━━ SOURCE RECORDS

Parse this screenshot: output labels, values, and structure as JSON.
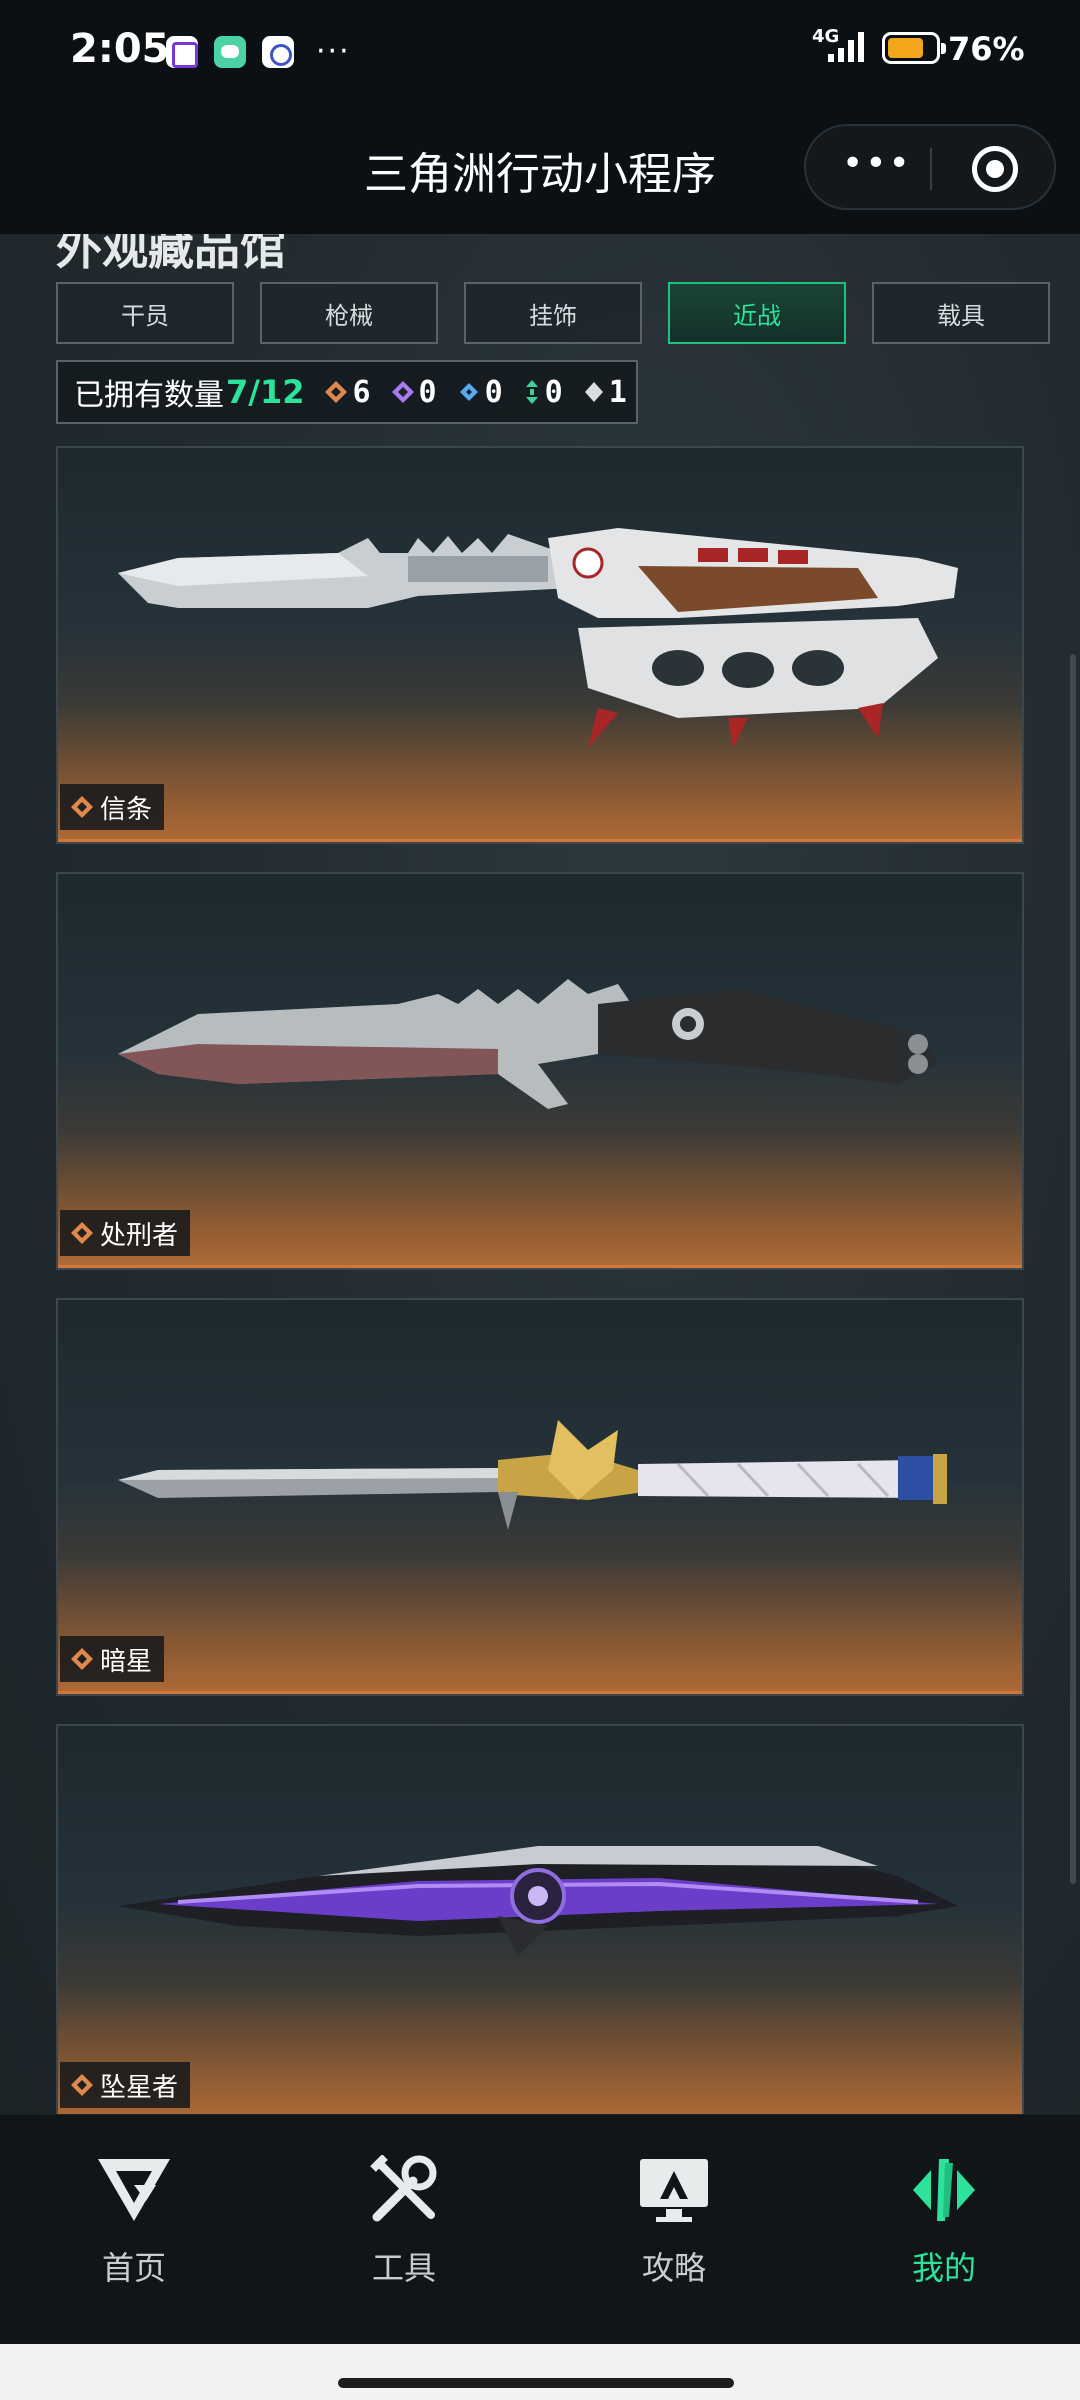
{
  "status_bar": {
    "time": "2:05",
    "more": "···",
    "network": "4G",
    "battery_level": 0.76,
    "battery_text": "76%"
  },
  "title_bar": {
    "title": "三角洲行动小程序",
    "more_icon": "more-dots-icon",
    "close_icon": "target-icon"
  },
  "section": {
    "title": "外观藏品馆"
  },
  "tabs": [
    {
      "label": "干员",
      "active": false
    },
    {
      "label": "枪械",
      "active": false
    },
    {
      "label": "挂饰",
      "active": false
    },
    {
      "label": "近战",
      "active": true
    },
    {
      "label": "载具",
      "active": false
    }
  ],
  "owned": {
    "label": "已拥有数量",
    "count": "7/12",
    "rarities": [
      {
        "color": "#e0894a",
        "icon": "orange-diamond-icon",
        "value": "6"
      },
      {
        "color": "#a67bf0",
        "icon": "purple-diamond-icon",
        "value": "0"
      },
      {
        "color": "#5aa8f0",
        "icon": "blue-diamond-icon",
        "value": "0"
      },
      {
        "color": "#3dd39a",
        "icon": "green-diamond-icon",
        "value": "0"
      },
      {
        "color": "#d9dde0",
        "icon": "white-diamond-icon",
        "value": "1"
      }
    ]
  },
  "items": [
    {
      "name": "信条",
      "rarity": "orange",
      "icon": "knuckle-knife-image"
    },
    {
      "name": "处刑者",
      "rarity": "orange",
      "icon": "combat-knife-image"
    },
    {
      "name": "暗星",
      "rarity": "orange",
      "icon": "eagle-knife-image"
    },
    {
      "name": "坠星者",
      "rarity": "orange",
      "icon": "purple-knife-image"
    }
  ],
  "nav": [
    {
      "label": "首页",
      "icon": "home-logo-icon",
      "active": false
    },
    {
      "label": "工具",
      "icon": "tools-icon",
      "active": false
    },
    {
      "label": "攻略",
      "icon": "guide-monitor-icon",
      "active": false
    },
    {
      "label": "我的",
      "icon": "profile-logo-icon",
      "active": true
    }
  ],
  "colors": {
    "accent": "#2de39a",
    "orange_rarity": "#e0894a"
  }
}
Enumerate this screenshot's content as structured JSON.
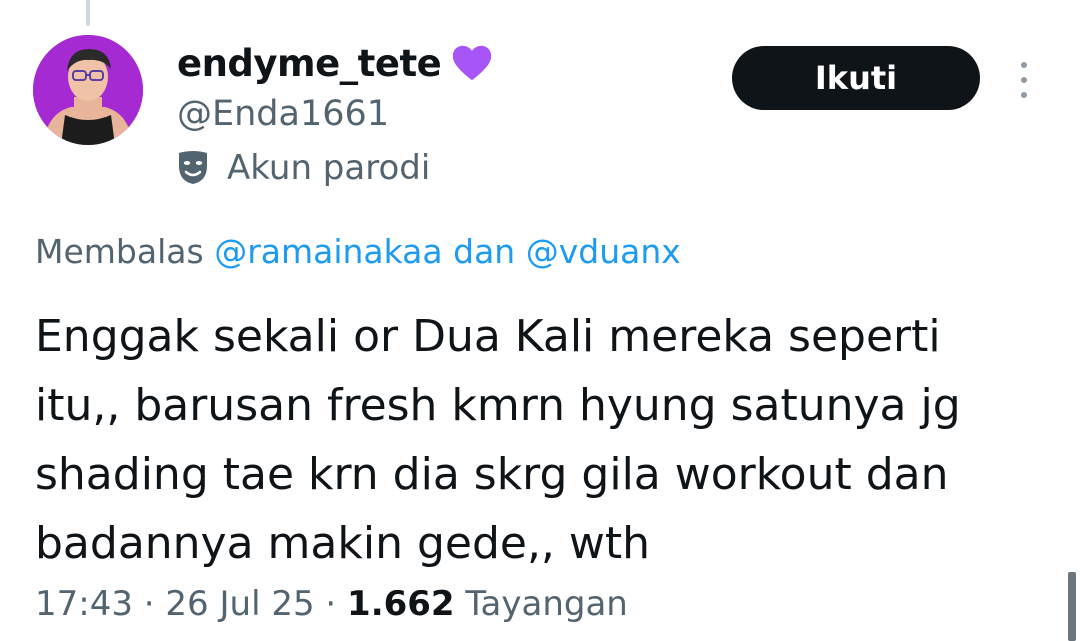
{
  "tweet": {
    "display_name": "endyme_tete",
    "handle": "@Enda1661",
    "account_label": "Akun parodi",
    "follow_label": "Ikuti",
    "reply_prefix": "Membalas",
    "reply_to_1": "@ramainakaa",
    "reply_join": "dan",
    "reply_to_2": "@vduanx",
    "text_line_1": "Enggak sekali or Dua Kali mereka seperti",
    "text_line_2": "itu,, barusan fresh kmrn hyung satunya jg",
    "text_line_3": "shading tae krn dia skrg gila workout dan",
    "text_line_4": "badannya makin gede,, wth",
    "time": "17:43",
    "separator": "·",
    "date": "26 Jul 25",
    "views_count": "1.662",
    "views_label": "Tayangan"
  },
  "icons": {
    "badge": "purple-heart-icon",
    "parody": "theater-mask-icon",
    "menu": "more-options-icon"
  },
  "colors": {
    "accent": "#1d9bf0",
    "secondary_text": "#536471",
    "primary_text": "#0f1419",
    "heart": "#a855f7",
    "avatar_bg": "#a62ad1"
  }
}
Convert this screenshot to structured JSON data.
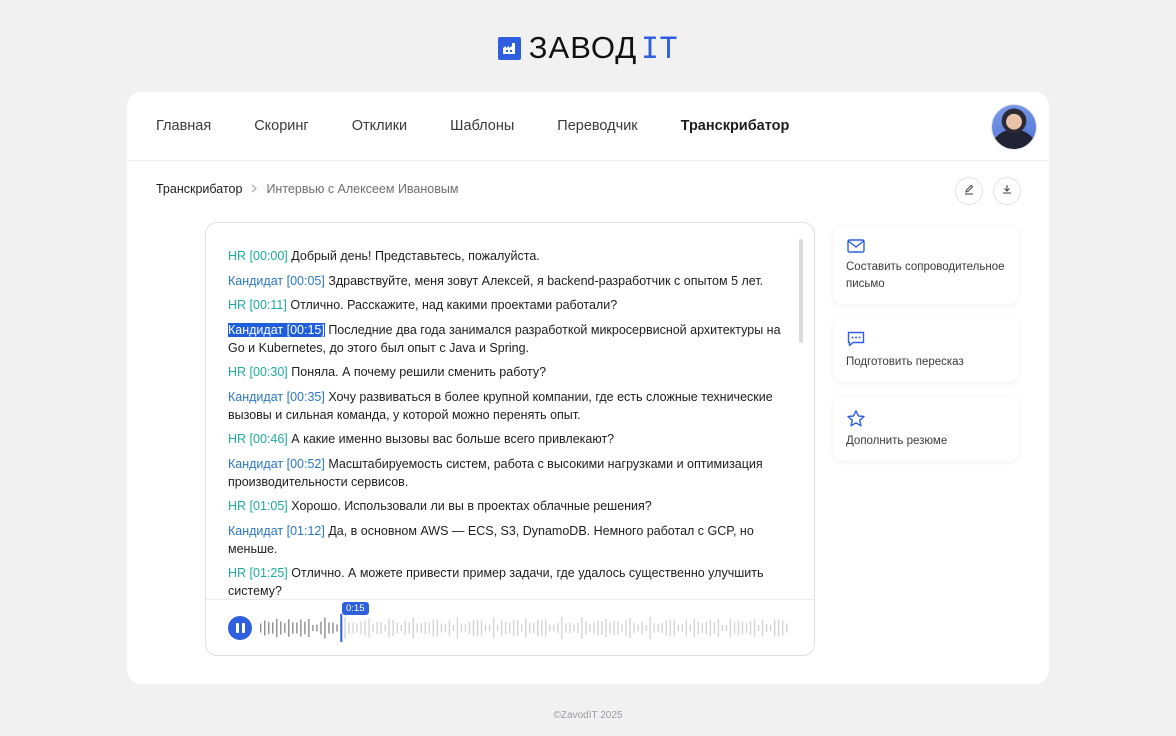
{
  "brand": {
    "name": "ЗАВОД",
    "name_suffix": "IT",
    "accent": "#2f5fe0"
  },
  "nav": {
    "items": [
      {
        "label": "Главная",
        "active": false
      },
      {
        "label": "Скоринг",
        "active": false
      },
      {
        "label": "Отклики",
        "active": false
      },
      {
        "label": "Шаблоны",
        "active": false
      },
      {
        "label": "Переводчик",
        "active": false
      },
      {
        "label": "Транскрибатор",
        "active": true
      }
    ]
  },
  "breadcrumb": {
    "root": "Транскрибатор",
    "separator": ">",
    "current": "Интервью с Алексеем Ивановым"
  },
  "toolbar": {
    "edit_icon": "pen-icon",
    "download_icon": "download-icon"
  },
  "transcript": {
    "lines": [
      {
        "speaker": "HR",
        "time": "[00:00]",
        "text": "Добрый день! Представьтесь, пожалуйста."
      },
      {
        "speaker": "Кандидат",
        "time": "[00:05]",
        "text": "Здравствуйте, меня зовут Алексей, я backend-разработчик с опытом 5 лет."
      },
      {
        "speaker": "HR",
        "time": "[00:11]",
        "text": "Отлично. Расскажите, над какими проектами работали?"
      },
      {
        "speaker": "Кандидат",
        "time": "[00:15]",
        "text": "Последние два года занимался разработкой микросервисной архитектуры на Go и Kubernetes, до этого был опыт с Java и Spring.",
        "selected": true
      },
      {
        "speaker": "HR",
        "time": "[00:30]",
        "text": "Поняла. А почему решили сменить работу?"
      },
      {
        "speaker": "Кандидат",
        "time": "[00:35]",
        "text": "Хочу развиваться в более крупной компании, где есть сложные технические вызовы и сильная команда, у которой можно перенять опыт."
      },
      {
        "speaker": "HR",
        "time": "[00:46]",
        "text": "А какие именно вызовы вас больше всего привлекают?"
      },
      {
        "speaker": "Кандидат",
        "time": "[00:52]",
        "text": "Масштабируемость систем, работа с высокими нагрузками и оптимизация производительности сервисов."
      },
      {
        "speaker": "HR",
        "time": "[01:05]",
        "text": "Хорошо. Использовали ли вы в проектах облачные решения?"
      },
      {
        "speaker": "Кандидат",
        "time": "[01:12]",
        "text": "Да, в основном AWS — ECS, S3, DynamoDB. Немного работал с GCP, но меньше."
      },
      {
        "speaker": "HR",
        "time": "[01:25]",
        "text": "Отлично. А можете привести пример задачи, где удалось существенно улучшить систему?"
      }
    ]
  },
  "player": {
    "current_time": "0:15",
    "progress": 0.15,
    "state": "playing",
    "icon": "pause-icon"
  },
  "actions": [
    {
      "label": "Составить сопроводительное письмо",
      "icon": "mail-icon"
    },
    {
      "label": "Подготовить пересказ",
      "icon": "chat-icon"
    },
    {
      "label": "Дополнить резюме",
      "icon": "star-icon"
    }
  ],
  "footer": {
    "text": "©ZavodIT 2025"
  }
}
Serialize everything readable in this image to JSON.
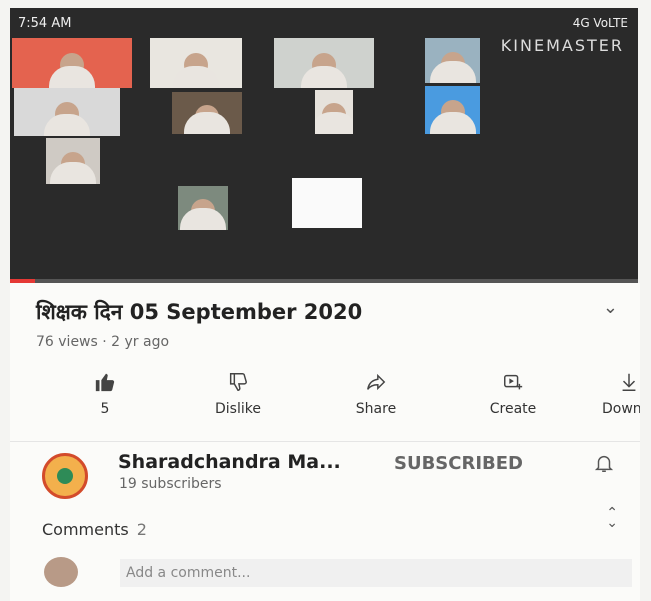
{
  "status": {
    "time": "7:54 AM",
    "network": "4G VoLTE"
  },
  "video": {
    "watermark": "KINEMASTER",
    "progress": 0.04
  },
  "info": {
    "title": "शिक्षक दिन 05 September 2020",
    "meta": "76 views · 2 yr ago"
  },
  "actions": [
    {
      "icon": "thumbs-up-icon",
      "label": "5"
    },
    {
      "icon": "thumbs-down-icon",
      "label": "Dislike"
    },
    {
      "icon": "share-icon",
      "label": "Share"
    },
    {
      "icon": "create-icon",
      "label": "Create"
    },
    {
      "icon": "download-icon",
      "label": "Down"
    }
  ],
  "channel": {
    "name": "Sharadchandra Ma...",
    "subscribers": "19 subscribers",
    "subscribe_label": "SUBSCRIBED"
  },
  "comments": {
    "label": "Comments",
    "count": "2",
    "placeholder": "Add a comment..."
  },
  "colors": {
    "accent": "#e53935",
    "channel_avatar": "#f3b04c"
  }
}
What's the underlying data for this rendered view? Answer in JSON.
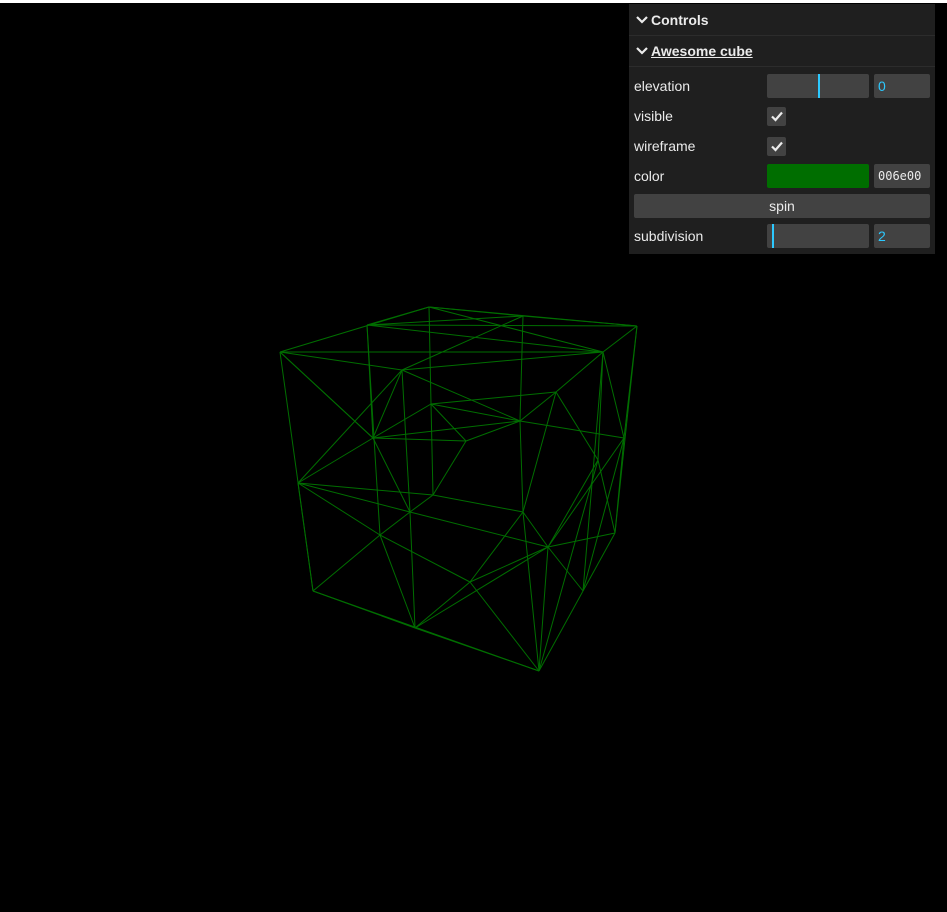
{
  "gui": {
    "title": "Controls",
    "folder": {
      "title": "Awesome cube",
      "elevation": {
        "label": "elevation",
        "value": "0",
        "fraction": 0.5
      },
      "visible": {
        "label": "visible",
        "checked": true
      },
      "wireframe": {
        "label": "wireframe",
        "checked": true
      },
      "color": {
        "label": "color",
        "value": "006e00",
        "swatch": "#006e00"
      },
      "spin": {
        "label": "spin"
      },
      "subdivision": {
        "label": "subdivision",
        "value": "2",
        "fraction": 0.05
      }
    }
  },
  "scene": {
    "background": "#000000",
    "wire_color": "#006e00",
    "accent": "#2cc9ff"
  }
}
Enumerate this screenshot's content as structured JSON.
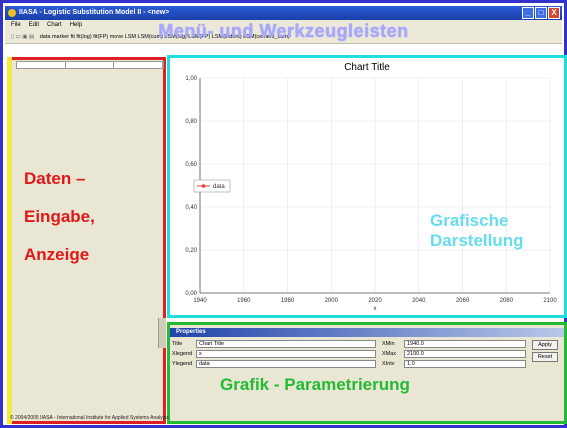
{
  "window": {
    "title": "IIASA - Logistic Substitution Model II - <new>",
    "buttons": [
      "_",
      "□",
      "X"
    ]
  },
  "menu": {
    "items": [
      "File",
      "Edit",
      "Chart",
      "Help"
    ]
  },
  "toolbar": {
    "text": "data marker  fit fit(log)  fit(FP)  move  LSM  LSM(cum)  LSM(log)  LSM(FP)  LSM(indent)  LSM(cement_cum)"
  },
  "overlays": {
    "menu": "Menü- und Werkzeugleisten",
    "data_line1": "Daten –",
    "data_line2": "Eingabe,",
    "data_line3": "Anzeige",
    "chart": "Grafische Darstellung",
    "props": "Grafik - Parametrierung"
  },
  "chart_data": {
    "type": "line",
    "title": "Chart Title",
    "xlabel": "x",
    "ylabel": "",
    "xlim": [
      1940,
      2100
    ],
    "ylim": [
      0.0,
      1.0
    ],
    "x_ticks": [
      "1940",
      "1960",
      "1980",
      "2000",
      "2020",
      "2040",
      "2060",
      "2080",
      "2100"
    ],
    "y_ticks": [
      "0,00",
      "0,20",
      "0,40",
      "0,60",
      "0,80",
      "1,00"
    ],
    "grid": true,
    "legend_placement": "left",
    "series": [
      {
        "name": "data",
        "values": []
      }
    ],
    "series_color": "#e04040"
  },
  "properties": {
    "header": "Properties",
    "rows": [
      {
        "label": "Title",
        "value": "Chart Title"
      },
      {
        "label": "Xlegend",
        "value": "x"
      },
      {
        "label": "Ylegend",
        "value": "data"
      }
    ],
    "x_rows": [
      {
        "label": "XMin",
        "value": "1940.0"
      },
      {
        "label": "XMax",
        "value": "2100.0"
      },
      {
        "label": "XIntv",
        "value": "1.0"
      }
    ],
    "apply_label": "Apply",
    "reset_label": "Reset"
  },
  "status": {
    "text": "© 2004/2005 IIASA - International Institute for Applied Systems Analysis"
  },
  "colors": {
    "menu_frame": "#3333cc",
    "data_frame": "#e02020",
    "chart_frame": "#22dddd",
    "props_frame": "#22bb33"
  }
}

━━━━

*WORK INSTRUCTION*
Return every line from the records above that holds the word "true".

*ANSWER SECTION*
      "active": true
      "active": true
        "active": true
        "selected": true
        "checked": true
        "checked": true
    "grid": true,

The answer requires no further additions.